DATA PROVIDED ▸
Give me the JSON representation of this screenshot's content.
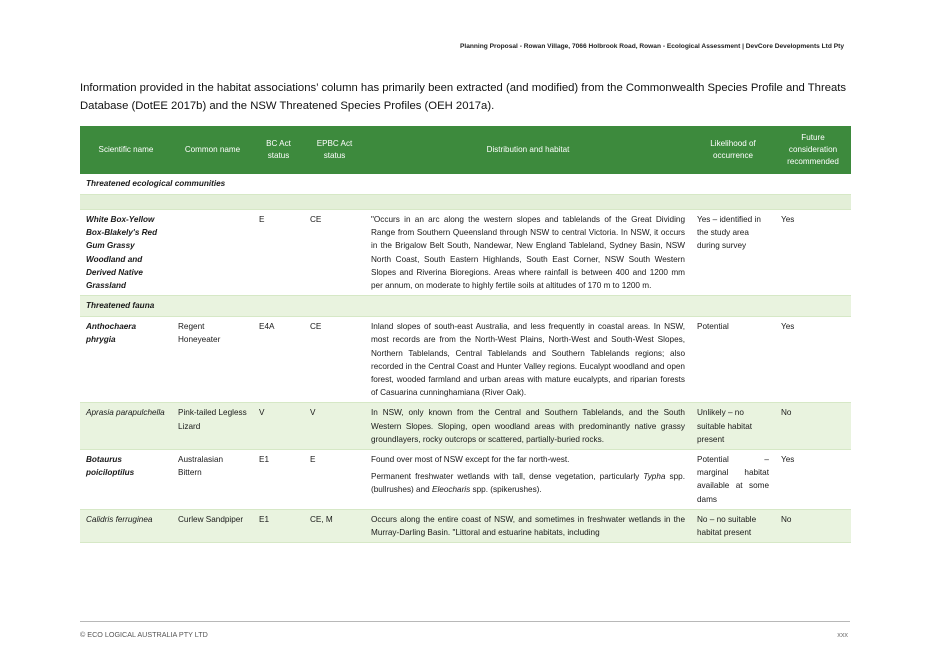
{
  "header": {
    "title": "Planning Proposal -  Rowan Village, 7066 Holbrook Road, Rowan - Ecological Assessment | DevCore Developments Ltd Pty"
  },
  "intro": {
    "text": "Information provided in the habitat associations’ column has primarily been extracted (and modified) from the Commonwealth Species Profile and Threats Database (DotEE 2017b) and the NSW Threatened Species Profiles (OEH 2017a)."
  },
  "table": {
    "columns": [
      "Scientific name",
      "Common name",
      "BC Act status",
      "EPBC Act status",
      "Distribution and habitat",
      "Likelihood of occurrence",
      "Future consideration recommended"
    ],
    "section_communities": "Threatened ecological communities",
    "section_fauna": "Threatened fauna",
    "community_row": {
      "scientific": "White Box-Yellow Box-Blakely's Red Gum Grassy Woodland and Derived Native Grassland",
      "common": "",
      "bc": "E",
      "epbc": "CE",
      "habitat": "\"Occurs in an arc along the western slopes and tablelands of the Great Dividing Range from Southern Queensland through NSW to central Victoria. In NSW, it occurs in the Brigalow Belt South, Nandewar, New England Tableland, Sydney Basin, NSW North Coast, South Eastern Highlands, South East Corner, NSW South Western Slopes and Riverina Bioregions. Areas where rainfall is between 400 and 1200 mm per annum, on moderate to highly fertile soils at altitudes of 170 m to 1200 m.",
      "likelihood": "Yes – identified in the study area during survey",
      "future": "Yes"
    },
    "fauna_rows": [
      {
        "scientific": "Anthochaera phrygia",
        "common": "Regent Honeyeater",
        "bc": "E4A",
        "epbc": "CE",
        "habitat": "Inland slopes of south-east Australia, and less frequently in coastal areas. In NSW, most records are from the North-West Plains, North-West and South-West Slopes, Northern Tablelands, Central Tablelands and Southern Tablelands regions; also recorded in the Central Coast and Hunter Valley regions. Eucalypt woodland and open forest, wooded farmland and urban areas with mature eucalypts, and riparian forests of Casuarina cunninghamiana (River Oak).",
        "likelihood": "Potential",
        "future": "Yes"
      },
      {
        "scientific": "Aprasia parapulchella",
        "common": "Pink-tailed Legless Lizard",
        "bc": "V",
        "epbc": "V",
        "habitat": "In NSW, only known from the Central and Southern Tablelands, and the South Western Slopes. Sloping, open woodland areas with predominantly native grassy groundlayers, rocky outcrops or scattered, partially-buried rocks.",
        "likelihood": "Unlikely – no suitable habitat present",
        "future": "No"
      },
      {
        "scientific": "Botaurus poiciloptilus",
        "common": "Australasian Bittern",
        "bc": "E1",
        "epbc": "E",
        "habitat": "Found over most of NSW except for the far north-west.",
        "habitat_2a": "Permanent freshwater wetlands with tall, dense vegetation, particularly ",
        "habitat_2b": "Typha",
        "habitat_2c": " spp. (bullrushes) and ",
        "habitat_2d": "Eleocharis",
        "habitat_2e": " spp. (spikerushes).",
        "likelihood": "Potential – marginal habitat available at some dams",
        "future": "Yes"
      },
      {
        "scientific": "Calidris ferruginea",
        "common": "Curlew Sandpiper",
        "bc": "E1",
        "epbc": "CE, M",
        "habitat": "Occurs along the entire coast of NSW, and sometimes in freshwater wetlands in the Murray-Darling Basin. \"Littoral and estuarine habitats, including",
        "likelihood": "No – no suitable habitat present",
        "future": "No"
      }
    ]
  },
  "footer": {
    "left": "© ECO LOGICAL AUSTRALIA PTY LTD",
    "right": "xxx"
  }
}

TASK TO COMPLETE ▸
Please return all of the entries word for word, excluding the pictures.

SOLUTION FOR THIS TASK ▸
Give me the JSON representation of this screenshot's content.
{
  "header": {
    "title": "Planning Proposal -  Rowan Village, 7066 Holbrook Road, Rowan - Ecological Assessment | DevCore Developments Ltd Pty"
  },
  "intro": {
    "text": "Information provided in the habitat associations’ column has primarily been extracted (and modified) from the Commonwealth Species Profile and Threats Database (DotEE 2017b) and the NSW Threatened Species Profiles (OEH 2017a)."
  },
  "table": {
    "columns": [
      "Scientific name",
      "Common name",
      "BC Act status",
      "EPBC Act status",
      "Distribution and habitat",
      "Likelihood of occurrence",
      "Future consideration recommended"
    ],
    "section_communities": "Threatened ecological communities",
    "section_fauna": "Threatened fauna",
    "community_row": {
      "scientific": "White Box-Yellow Box-Blakely's Red Gum Grassy Woodland and Derived Native Grassland",
      "common": "",
      "bc": "E",
      "epbc": "CE",
      "habitat": "\"Occurs in an arc along the western slopes and tablelands of the Great Dividing Range from Southern Queensland through NSW to central Victoria. In NSW, it occurs in the Brigalow Belt South, Nandewar, New England Tableland, Sydney Basin, NSW North Coast, South Eastern Highlands, South East Corner, NSW South Western Slopes and Riverina Bioregions. Areas where rainfall is between 400 and 1200 mm per annum, on moderate to highly fertile soils at altitudes of 170 m to 1200 m.",
      "likelihood": "Yes – identified in the study area during survey",
      "future": "Yes"
    },
    "fauna_rows": [
      {
        "scientific": "Anthochaera phrygia",
        "common": "Regent Honeyeater",
        "bc": "E4A",
        "epbc": "CE",
        "habitat": "Inland slopes of south-east Australia, and less frequently in coastal areas. In NSW, most records are from the North-West Plains, North-West and South-West Slopes, Northern Tablelands, Central Tablelands and Southern Tablelands regions; also recorded in the Central Coast and Hunter Valley regions. Eucalypt woodland and open forest, wooded farmland and urban areas with mature eucalypts, and riparian forests of Casuarina cunninghamiana (River Oak).",
        "likelihood": "Potential",
        "future": "Yes"
      },
      {
        "scientific": "Aprasia parapulchella",
        "common": "Pink-tailed Legless Lizard",
        "bc": "V",
        "epbc": "V",
        "habitat": "In NSW, only known from the Central and Southern Tablelands, and the South Western Slopes. Sloping, open woodland areas with predominantly native grassy groundlayers, rocky outcrops or scattered, partially-buried rocks.",
        "likelihood": "Unlikely – no suitable habitat present",
        "future": "No"
      },
      {
        "scientific": "Botaurus poiciloptilus",
        "common": "Australasian Bittern",
        "bc": "E1",
        "epbc": "E",
        "habitat": "Found over most of NSW except for the far north-west.",
        "habitat_2a": "Permanent freshwater wetlands with tall, dense vegetation, particularly ",
        "habitat_2b": "Typha",
        "habitat_2c": " spp. (bullrushes) and ",
        "habitat_2d": "Eleocharis",
        "habitat_2e": " spp. (spikerushes).",
        "likelihood": "Potential – marginal habitat available at some dams",
        "future": "Yes"
      },
      {
        "scientific": "Calidris ferruginea",
        "common": "Curlew Sandpiper",
        "bc": "E1",
        "epbc": "CE, M",
        "habitat": "Occurs along the entire coast of NSW, and sometimes in freshwater wetlands in the Murray-Darling Basin. \"Littoral and estuarine habitats, including",
        "likelihood": "No – no suitable habitat present",
        "future": "No"
      }
    ]
  },
  "footer": {
    "left": "© ECO LOGICAL AUSTRALIA PTY LTD",
    "right": "xxx"
  }
}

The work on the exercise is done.